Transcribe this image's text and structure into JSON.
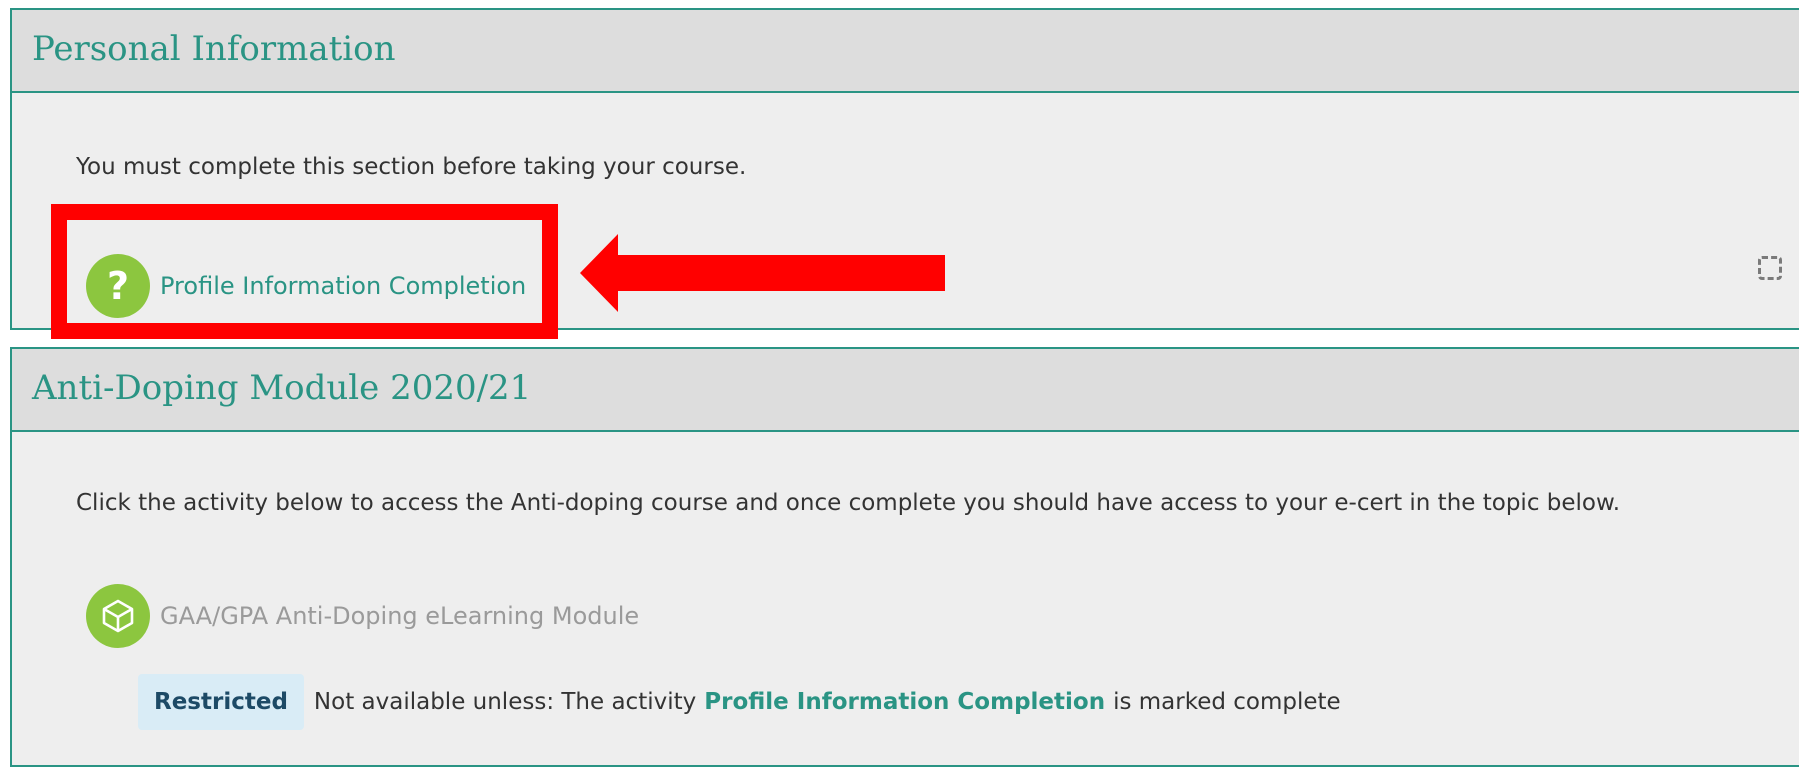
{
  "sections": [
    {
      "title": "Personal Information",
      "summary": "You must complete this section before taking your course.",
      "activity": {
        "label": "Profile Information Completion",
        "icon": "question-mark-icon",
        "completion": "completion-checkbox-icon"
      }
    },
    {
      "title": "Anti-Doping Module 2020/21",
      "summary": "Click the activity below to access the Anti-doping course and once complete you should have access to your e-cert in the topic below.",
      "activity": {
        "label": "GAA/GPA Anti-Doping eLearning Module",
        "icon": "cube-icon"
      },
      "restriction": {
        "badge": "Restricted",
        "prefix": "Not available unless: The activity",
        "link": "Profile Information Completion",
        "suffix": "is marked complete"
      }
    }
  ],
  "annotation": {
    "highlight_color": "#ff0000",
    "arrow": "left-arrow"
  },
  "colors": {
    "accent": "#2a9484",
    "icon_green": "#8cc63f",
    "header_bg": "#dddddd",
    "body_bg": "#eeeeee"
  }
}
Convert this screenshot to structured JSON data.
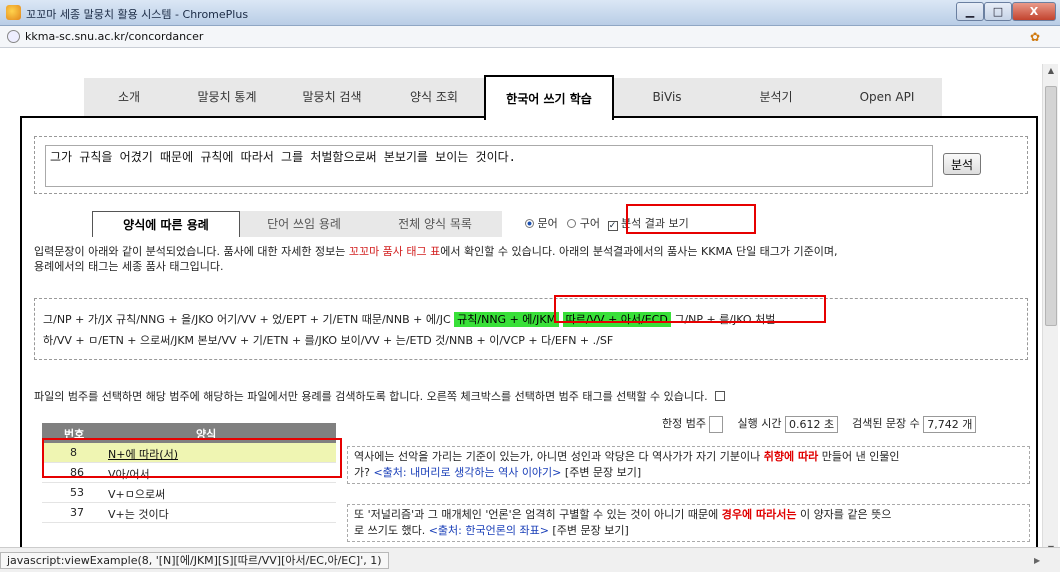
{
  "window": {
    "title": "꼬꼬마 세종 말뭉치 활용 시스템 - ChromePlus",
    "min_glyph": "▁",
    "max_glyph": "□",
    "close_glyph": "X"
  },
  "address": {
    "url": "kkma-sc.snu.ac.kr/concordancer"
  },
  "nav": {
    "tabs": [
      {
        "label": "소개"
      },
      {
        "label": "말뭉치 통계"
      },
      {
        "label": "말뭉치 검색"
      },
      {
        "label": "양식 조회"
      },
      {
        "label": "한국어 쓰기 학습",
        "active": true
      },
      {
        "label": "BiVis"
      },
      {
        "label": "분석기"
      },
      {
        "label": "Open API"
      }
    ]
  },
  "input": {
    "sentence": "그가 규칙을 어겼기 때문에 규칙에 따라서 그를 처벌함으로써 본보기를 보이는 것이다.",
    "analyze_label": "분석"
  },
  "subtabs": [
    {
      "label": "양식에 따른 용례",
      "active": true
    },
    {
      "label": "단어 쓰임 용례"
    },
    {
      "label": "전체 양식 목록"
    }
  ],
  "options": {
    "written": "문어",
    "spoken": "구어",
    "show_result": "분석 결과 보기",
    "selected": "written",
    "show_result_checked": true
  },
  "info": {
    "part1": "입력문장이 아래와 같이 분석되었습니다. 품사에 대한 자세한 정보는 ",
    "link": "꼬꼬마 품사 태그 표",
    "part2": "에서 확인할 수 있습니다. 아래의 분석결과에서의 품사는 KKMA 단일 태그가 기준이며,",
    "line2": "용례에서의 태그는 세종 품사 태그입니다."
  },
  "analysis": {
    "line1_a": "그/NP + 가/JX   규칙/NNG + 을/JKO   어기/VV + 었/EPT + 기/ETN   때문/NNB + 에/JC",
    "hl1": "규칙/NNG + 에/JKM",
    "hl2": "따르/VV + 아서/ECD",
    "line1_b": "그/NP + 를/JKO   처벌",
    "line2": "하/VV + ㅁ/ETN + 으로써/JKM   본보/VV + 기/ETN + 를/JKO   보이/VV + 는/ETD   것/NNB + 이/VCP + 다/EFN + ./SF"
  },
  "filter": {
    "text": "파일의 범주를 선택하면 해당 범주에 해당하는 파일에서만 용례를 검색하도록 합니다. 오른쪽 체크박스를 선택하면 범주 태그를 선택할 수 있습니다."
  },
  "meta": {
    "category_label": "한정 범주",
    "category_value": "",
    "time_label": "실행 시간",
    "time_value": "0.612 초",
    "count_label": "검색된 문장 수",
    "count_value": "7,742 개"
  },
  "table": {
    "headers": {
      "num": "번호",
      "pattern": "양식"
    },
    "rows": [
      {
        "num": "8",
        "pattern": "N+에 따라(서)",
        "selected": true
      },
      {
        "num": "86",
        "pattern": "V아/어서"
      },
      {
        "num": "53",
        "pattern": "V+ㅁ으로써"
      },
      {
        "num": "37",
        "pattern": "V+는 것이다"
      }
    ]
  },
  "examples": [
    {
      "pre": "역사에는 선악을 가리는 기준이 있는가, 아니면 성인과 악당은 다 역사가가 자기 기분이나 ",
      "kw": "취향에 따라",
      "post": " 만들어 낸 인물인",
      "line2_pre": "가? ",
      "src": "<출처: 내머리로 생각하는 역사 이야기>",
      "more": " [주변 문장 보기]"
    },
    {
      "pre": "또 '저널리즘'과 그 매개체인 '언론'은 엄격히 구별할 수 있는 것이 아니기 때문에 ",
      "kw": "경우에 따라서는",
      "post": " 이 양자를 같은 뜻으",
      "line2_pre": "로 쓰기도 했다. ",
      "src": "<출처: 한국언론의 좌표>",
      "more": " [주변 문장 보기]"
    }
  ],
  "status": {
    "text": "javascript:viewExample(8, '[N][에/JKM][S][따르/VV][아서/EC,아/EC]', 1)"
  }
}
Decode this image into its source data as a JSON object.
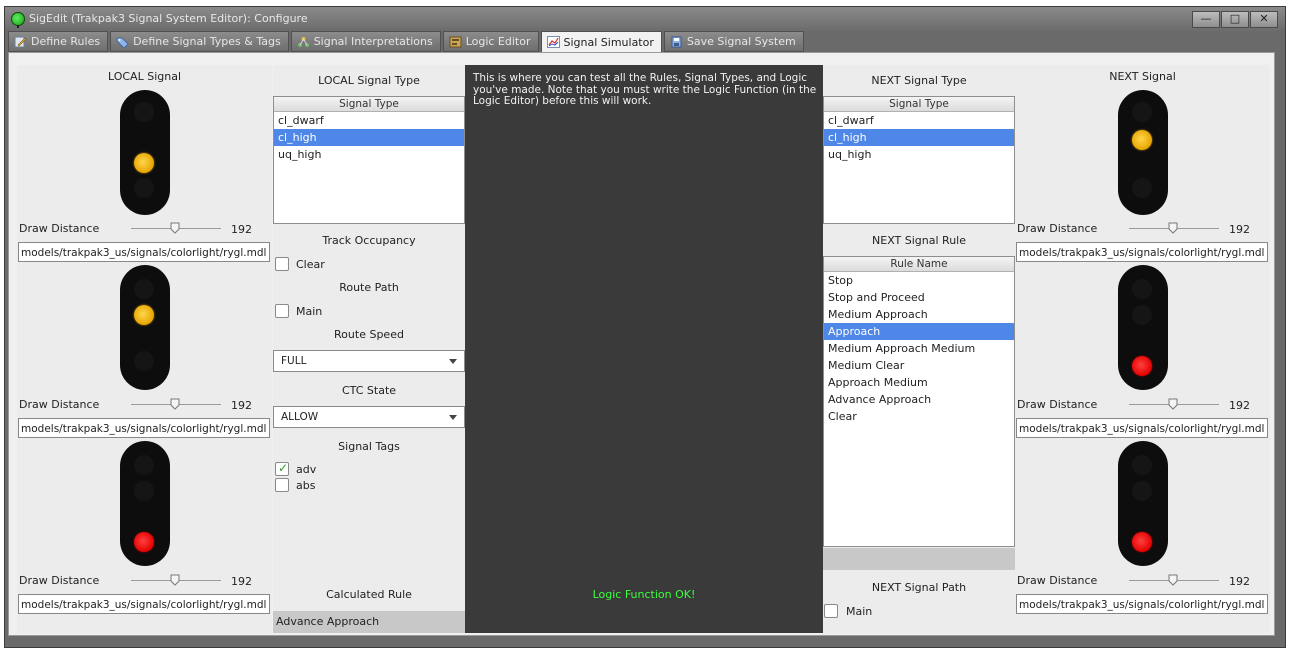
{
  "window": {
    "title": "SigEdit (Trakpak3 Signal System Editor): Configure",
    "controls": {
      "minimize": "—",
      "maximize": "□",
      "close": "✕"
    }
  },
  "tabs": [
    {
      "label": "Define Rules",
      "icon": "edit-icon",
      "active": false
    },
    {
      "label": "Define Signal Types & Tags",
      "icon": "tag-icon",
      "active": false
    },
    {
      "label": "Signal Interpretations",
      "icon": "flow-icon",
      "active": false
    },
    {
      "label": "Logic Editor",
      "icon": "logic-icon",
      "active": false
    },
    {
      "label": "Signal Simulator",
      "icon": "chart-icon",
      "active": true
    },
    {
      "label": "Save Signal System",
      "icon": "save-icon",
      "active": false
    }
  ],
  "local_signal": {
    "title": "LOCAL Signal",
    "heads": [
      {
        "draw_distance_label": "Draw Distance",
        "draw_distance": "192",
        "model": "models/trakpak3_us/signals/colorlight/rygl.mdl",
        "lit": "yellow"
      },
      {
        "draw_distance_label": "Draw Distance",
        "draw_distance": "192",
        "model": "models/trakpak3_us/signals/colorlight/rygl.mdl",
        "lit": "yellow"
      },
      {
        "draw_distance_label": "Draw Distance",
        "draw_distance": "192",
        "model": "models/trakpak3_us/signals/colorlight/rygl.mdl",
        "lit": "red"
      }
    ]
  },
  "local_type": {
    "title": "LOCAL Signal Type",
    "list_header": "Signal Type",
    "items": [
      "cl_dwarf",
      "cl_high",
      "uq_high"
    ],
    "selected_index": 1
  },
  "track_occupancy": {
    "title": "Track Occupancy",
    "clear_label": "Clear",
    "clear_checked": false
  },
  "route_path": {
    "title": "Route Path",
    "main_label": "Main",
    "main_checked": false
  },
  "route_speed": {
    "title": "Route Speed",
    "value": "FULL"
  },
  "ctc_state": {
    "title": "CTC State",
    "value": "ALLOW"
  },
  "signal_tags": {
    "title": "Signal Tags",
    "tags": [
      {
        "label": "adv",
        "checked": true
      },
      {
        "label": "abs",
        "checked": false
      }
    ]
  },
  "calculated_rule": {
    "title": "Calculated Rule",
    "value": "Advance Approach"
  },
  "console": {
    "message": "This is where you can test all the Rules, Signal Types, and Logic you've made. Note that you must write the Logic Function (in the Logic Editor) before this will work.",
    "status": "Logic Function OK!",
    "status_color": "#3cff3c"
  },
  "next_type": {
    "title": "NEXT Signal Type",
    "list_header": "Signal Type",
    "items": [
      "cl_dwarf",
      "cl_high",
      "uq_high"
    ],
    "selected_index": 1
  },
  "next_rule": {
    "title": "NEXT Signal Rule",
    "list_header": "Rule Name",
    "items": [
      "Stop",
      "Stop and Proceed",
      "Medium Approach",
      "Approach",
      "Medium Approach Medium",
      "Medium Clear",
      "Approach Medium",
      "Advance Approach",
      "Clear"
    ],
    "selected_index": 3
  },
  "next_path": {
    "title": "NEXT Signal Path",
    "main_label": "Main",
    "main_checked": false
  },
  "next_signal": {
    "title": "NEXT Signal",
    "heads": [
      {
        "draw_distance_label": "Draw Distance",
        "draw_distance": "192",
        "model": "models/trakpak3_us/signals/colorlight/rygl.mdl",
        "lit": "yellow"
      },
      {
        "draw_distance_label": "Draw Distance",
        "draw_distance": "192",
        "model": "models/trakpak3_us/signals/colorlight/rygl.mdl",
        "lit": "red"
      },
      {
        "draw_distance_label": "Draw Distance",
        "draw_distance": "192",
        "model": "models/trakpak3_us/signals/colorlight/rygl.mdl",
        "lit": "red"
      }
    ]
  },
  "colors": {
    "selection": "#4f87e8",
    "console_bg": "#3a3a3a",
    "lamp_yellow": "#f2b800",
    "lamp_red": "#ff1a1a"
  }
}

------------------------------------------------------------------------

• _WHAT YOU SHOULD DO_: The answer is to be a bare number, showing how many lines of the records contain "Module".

• _WRITTEN ANSWER_: 2